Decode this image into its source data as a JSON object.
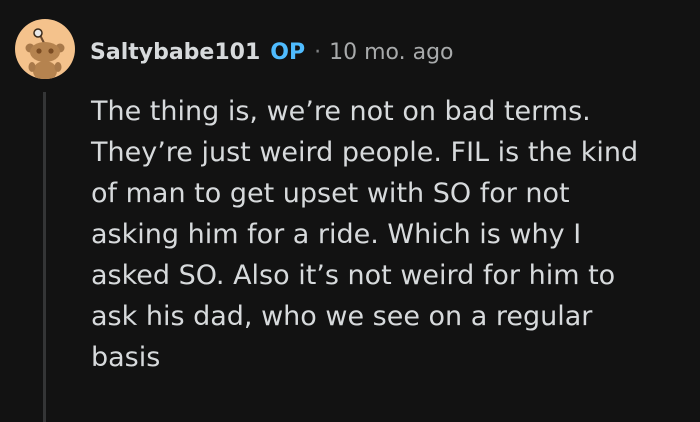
{
  "comment": {
    "username": "Saltybabe101",
    "op_badge": "OP",
    "separator": "·",
    "timestamp": "10 mo. ago",
    "avatar_icon": "snoo-avatar-icon",
    "body": "The thing is, we’re not on bad terms.\nThey’re just weird people. FIL is the kind\nof man to get upset with SO for not\nasking him for a ride. Which is why I\nasked SO. Also it’s not weird for him to\nask his dad, who we see on a regular\nbasis"
  },
  "colors": {
    "background": "#121212",
    "text": "#d7dadc",
    "op_badge": "#4fbcff",
    "meta": "#818384",
    "avatar_bg": "#f4c28c",
    "thread_line": "#343536"
  }
}
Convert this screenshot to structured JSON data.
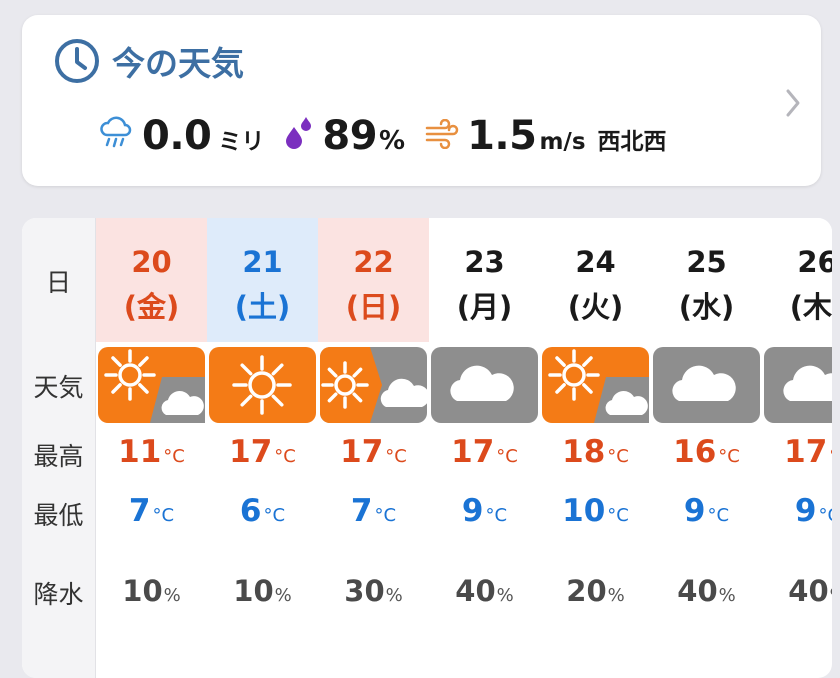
{
  "now": {
    "title": "今の天気",
    "rain_value": "0.0",
    "rain_unit": "ミリ",
    "humidity_value": "89",
    "humidity_unit": "%",
    "wind_value": "1.5",
    "wind_unit": "m/s",
    "wind_dir": "西北西"
  },
  "labels": {
    "day": "日",
    "weather": "天気",
    "high": "最高",
    "low": "最低",
    "precip": "降水"
  },
  "temp_unit": "°C",
  "precip_unit": "%",
  "days": [
    {
      "num": "20",
      "wd": "(金)",
      "icon": "sun-then-cloud",
      "hi": "11",
      "lo": "7",
      "precip": "10",
      "bg": "#fbe3e1",
      "color": "#dc4a1c"
    },
    {
      "num": "21",
      "wd": "(土)",
      "icon": "sun",
      "hi": "17",
      "lo": "6",
      "precip": "10",
      "bg": "#deebfa",
      "color": "#1a73d4"
    },
    {
      "num": "22",
      "wd": "(日)",
      "icon": "sun-cloud-split",
      "hi": "17",
      "lo": "7",
      "precip": "30",
      "bg": "#fbe3e1",
      "color": "#dc4a1c"
    },
    {
      "num": "23",
      "wd": "(月)",
      "icon": "cloud",
      "hi": "17",
      "lo": "9",
      "precip": "40",
      "bg": "#ffffff",
      "color": "#1a1a1a"
    },
    {
      "num": "24",
      "wd": "(火)",
      "icon": "sun-then-cloud",
      "hi": "18",
      "lo": "10",
      "precip": "20",
      "bg": "#ffffff",
      "color": "#1a1a1a"
    },
    {
      "num": "25",
      "wd": "(水)",
      "icon": "cloud",
      "hi": "16",
      "lo": "9",
      "precip": "40",
      "bg": "#ffffff",
      "color": "#1a1a1a"
    },
    {
      "num": "26",
      "wd": "(木)",
      "icon": "cloud",
      "hi": "17",
      "lo": "9",
      "precip": "40",
      "bg": "#ffffff",
      "color": "#1a1a1a"
    }
  ],
  "colors": {
    "title_blue": "#3d6fa3",
    "sun_orange": "#f47b16",
    "cloud_gray": "#8e8e8e",
    "high_red": "#dc4a1c",
    "low_blue": "#1a73d4",
    "humidity_purple": "#7b2fbf",
    "wind_orange": "#e89040"
  }
}
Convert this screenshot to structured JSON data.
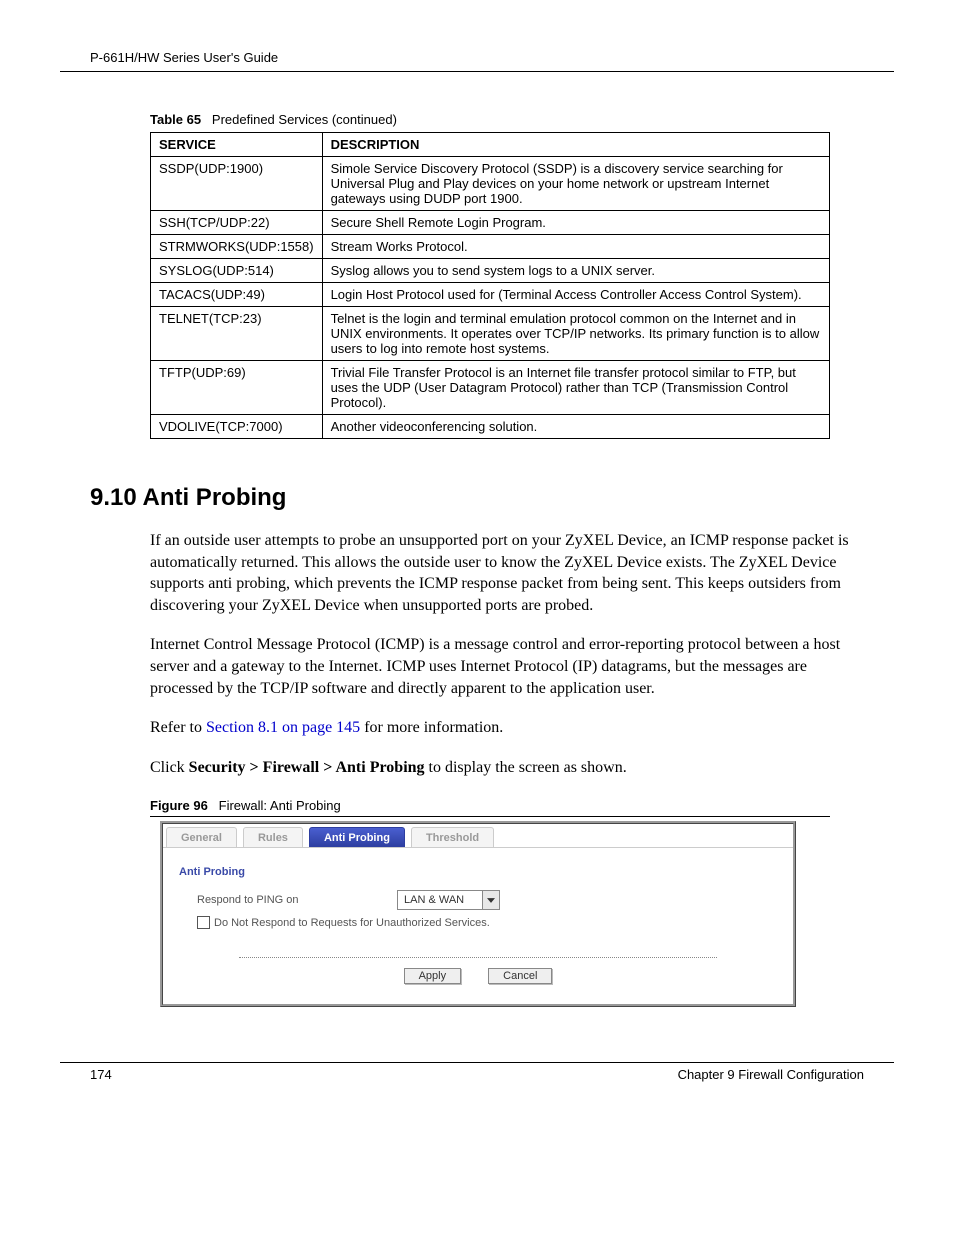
{
  "header": {
    "guide_title": "P-661H/HW Series User's Guide"
  },
  "table": {
    "number": "Table 65",
    "caption": "Predefined Services (continued)",
    "headers": {
      "service": "SERVICE",
      "description": "DESCRIPTION"
    },
    "rows": [
      {
        "service": "SSDP(UDP:1900)",
        "description": "Simole Service Discovery Protocol (SSDP) is a discovery service searching for Universal Plug and Play devices on your home network or upstream Internet gateways using DUDP port 1900."
      },
      {
        "service": "SSH(TCP/UDP:22)",
        "description": "Secure Shell Remote Login Program."
      },
      {
        "service": "STRMWORKS(UDP:1558)",
        "description": "Stream Works Protocol."
      },
      {
        "service": "SYSLOG(UDP:514)",
        "description": "Syslog allows you to send system logs to a UNIX server."
      },
      {
        "service": "TACACS(UDP:49)",
        "description": "Login Host Protocol used for (Terminal Access Controller Access Control System)."
      },
      {
        "service": "TELNET(TCP:23)",
        "description": "Telnet is the login and terminal emulation protocol common on the Internet and in UNIX environments. It operates over TCP/IP networks. Its primary function is to allow users to log into remote host systems."
      },
      {
        "service": "TFTP(UDP:69)",
        "description": "Trivial File Transfer Protocol is an Internet file transfer protocol similar to FTP, but uses the UDP (User Datagram Protocol) rather than TCP (Transmission Control Protocol)."
      },
      {
        "service": "VDOLIVE(TCP:7000)",
        "description": "Another videoconferencing solution."
      }
    ]
  },
  "section": {
    "heading": "9.10  Anti Probing",
    "p1": "If an outside user attempts to probe an unsupported port on your ZyXEL Device, an ICMP response packet is automatically returned. This allows the outside user to know the ZyXEL Device exists. The ZyXEL Device supports anti probing, which prevents the ICMP response packet from being sent. This keeps outsiders from discovering your ZyXEL Device when unsupported ports are probed.",
    "p2": "Internet Control Message Protocol (ICMP) is a message control and error-reporting protocol between a host server and a gateway to the Internet. ICMP uses Internet Protocol (IP) datagrams, but the messages are processed by the TCP/IP software and directly apparent to the application user.",
    "p3_pre": "Refer to ",
    "p3_link": "Section 8.1 on page 145",
    "p3_post": " for more information.",
    "p4_pre": "Click ",
    "p4_bold": "Security > Firewall > Anti Probing",
    "p4_post": " to display the screen as shown."
  },
  "figure": {
    "number": "Figure 96",
    "caption": "Firewall: Anti Probing",
    "tabs": {
      "general": "General",
      "rules": "Rules",
      "anti_probing": "Anti Probing",
      "threshold": "Threshold"
    },
    "panel_heading": "Anti Probing",
    "respond_label": "Respond to PING on",
    "respond_value": "LAN & WAN",
    "checkbox_label": "Do Not Respond to Requests for Unauthorized Services.",
    "apply": "Apply",
    "cancel": "Cancel"
  },
  "footer": {
    "page": "174",
    "chapter": "Chapter 9 Firewall Configuration"
  }
}
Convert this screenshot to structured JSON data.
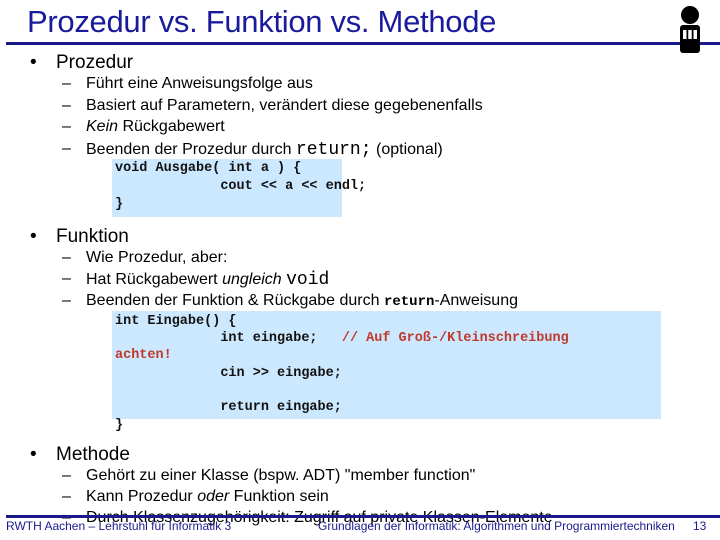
{
  "slide": {
    "title": "Prozedur vs. Funktion vs. Methode",
    "logo_icon": "university-logo-icon",
    "sections": [
      {
        "heading": "Prozedur",
        "items": [
          {
            "text": "Führt eine Anweisungsfolge aus"
          },
          {
            "text": "Basiert auf Parametern, verändert diese gegebenenfalls"
          },
          {
            "italic": "Kein",
            "text": " Rückgabewert"
          },
          {
            "text": "Beenden der Prozedur durch ",
            "code": "return;",
            "suffix": " (optional)"
          }
        ],
        "code_lines": [
          "void Ausgabe( int a ) {",
          "             cout << a << endl;",
          "}"
        ]
      },
      {
        "heading": "Funktion",
        "items": [
          {
            "text": "Wie Prozedur, aber:"
          },
          {
            "text": "Hat Rückgabewert ",
            "italic": "ungleich",
            "code": "void"
          },
          {
            "text": "Beenden der Funktion & Rückgabe durch ",
            "code": "return",
            "suffix": "-Anweisung"
          }
        ],
        "code_lines": [
          "int Eingabe() {",
          "             int eingabe;   ",
          "             cin >> eingabe;",
          "",
          "             return eingabe;",
          "}"
        ],
        "code_comment": "// Auf Groß-/Kleinschreibung",
        "code_comment_wrap": "achten!"
      },
      {
        "heading": "Methode",
        "items": [
          {
            "text": "Gehört zu einer Klasse (bspw. ADT) \"member function\""
          },
          {
            "text": "Kann Prozedur ",
            "italic": "oder",
            "suffix": " Funktion sein"
          },
          {
            "text": "Durch Klassenzugehörigkeit: Zugriff auf private Klassen-Elemente"
          }
        ]
      }
    ],
    "bullet": "•",
    "dash": "–"
  },
  "footer": {
    "left": "RWTH Aachen – Lehrstuhl für Informatik 3",
    "center": "Grundlagen der Informatik: Algorithmen und Programmiertechniken",
    "page": "13"
  },
  "colors": {
    "title": "#1a1a9c",
    "rule": "#1a1a8c",
    "code_bg": "#cce8ff",
    "comment": "#c0392b"
  }
}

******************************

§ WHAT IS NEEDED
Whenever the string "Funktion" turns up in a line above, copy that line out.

§ YOUR SOLUTION
    "title": "Prozedur vs. Funktion vs. Methode",
        "heading": "Funktion",
            "text": "Beenden der Funktion & Rückgabe durch ",
            "suffix": " Funktion sein"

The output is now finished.